Dataset items:
__________

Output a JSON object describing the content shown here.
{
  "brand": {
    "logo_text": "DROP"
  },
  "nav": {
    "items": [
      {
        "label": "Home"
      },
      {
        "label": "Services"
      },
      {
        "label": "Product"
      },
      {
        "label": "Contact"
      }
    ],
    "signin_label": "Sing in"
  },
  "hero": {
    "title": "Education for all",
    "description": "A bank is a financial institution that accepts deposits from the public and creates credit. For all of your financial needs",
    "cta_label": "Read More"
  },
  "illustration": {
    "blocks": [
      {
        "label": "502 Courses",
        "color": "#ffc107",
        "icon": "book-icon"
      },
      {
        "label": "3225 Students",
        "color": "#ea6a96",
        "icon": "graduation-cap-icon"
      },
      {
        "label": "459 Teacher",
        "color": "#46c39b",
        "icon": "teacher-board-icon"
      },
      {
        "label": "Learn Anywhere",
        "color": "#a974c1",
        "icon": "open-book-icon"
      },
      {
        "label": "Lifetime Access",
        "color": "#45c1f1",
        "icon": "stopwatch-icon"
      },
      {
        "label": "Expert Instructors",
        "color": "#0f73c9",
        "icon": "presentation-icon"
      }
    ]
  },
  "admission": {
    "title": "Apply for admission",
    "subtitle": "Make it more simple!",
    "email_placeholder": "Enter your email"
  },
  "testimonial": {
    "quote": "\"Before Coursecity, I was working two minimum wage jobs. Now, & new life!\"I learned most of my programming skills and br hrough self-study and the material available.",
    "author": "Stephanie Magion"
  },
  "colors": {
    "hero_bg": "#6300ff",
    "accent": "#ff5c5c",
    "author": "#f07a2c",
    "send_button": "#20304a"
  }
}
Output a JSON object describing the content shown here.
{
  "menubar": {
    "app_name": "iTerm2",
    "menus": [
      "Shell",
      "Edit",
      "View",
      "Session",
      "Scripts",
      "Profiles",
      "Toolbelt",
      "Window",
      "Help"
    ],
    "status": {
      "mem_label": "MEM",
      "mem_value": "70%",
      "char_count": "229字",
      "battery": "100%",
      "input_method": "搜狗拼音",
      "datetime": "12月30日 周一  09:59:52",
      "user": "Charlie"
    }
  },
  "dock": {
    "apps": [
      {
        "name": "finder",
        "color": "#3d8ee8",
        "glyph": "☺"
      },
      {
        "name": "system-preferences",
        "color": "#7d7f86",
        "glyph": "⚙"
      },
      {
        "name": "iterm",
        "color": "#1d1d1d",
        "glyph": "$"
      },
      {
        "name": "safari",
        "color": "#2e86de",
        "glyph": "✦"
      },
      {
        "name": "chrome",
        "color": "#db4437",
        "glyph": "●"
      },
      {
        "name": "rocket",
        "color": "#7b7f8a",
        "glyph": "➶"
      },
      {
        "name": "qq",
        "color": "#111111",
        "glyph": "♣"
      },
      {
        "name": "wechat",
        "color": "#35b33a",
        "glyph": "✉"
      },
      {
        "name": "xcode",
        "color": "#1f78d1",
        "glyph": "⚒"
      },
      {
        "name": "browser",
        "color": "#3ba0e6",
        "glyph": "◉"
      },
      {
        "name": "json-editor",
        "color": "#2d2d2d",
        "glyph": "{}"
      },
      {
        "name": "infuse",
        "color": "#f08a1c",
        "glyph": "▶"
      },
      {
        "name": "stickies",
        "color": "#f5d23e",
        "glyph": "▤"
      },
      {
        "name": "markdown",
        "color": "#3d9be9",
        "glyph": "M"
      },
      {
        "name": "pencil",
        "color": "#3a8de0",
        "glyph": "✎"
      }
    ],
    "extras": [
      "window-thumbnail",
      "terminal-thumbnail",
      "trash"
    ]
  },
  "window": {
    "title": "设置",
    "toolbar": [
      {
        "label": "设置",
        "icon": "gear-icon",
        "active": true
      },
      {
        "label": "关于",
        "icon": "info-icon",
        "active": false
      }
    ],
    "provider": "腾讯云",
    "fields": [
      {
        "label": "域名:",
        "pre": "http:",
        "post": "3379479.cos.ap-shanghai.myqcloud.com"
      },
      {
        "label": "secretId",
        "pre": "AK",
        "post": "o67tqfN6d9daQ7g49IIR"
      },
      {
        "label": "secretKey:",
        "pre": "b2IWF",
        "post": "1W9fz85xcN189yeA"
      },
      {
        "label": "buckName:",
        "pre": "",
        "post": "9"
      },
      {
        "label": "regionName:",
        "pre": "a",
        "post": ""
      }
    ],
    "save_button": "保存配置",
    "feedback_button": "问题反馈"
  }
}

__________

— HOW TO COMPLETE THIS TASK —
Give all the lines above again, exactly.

— RESPONSE —
Output a JSON object describing the content shown here.
{
  "brand": {
    "logo_text": "DROP"
  },
  "nav": {
    "items": [
      {
        "label": "Home"
      },
      {
        "label": "Services"
      },
      {
        "label": "Product"
      },
      {
        "label": "Contact"
      }
    ],
    "signin_label": "Sing in"
  },
  "hero": {
    "title": "Education for all",
    "description": "A bank is a financial institution that accepts deposits from the public and creates credit. For all of your financial needs",
    "cta_label": "Read More"
  },
  "illustration": {
    "blocks": [
      {
        "label": "502 Courses",
        "color": "#ffc107",
        "icon": "book-icon"
      },
      {
        "label": "3225 Students",
        "color": "#ea6a96",
        "icon": "graduation-cap-icon"
      },
      {
        "label": "459 Teacher",
        "color": "#46c39b",
        "icon": "teacher-board-icon"
      },
      {
        "label": "Learn Anywhere",
        "color": "#a974c1",
        "icon": "open-book-icon"
      },
      {
        "label": "Lifetime Access",
        "color": "#45c1f1",
        "icon": "stopwatch-icon"
      },
      {
        "label": "Expert Instructors",
        "color": "#0f73c9",
        "icon": "presentation-icon"
      }
    ]
  },
  "admission": {
    "title": "Apply for admission",
    "subtitle": "Make it more simple!",
    "email_placeholder": "Enter your email"
  },
  "testimonial": {
    "quote": "\"Before Coursecity, I was working two minimum wage jobs. Now, & new life!\"I learned most of my programming skills and br hrough self-study and the material available.",
    "author": "Stephanie Magion"
  },
  "colors": {
    "hero_bg": "#6300ff",
    "accent": "#ff5c5c",
    "author": "#f07a2c",
    "send_button": "#20304a"
  }
}
Output a JSON object describing the content shown here.
{
  "menubar": {
    "app_name": "iTerm2",
    "menus": [
      "Shell",
      "Edit",
      "View",
      "Session",
      "Scripts",
      "Profiles",
      "Toolbelt",
      "Window",
      "Help"
    ],
    "status": {
      "mem_label": "MEM",
      "mem_value": "70%",
      "char_count": "229字",
      "battery": "100%",
      "input_method": "搜狗拼音",
      "datetime": "12月30日 周一  09:59:52",
      "user": "Charlie"
    }
  },
  "dock": {
    "apps": [
      {
        "name": "finder",
        "color": "#3d8ee8",
        "glyph": "☺"
      },
      {
        "name": "system-preferences",
        "color": "#7d7f86",
        "glyph": "⚙"
      },
      {
        "name": "iterm",
        "color": "#1d1d1d",
        "glyph": "$"
      },
      {
        "name": "safari",
        "color": "#2e86de",
        "glyph": "✦"
      },
      {
        "name": "chrome",
        "color": "#db4437",
        "glyph": "●"
      },
      {
        "name": "rocket",
        "color": "#7b7f8a",
        "glyph": "➶"
      },
      {
        "name": "qq",
        "color": "#111111",
        "glyph": "♣"
      },
      {
        "name": "wechat",
        "color": "#35b33a",
        "glyph": "✉"
      },
      {
        "name": "xcode",
        "color": "#1f78d1",
        "glyph": "⚒"
      },
      {
        "name": "browser",
        "color": "#3ba0e6",
        "glyph": "◉"
      },
      {
        "name": "json-editor",
        "color": "#2d2d2d",
        "glyph": "{}"
      },
      {
        "name": "infuse",
        "color": "#f08a1c",
        "glyph": "▶"
      },
      {
        "name": "stickies",
        "color": "#f5d23e",
        "glyph": "▤"
      },
      {
        "name": "markdown",
        "color": "#3d9be9",
        "glyph": "M"
      },
      {
        "name": "pencil",
        "color": "#3a8de0",
        "glyph": "✎"
      }
    ],
    "extras": [
      "window-thumbnail",
      "terminal-thumbnail",
      "trash"
    ]
  },
  "window": {
    "title": "设置",
    "toolbar": [
      {
        "label": "设置",
        "icon": "gear-icon",
        "active": true
      },
      {
        "label": "关于",
        "icon": "info-icon",
        "active": false
      }
    ],
    "provider": "腾讯云",
    "fields": [
      {
        "label": "域名:",
        "pre": "http:",
        "post": "3379479.cos.ap-shanghai.myqcloud.com"
      },
      {
        "label": "secretId",
        "pre": "AK",
        "post": "o67tqfN6d9daQ7g49IIR"
      },
      {
        "label": "secretKey:",
        "pre": "b2IWF",
        "post": "1W9fz85xcN189yeA"
      },
      {
        "label": "buckName:",
        "pre": "",
        "post": "9"
      },
      {
        "label": "regionName:",
        "pre": "a",
        "post": ""
      }
    ],
    "save_button": "保存配置",
    "feedback_button": "问题反馈"
  }
}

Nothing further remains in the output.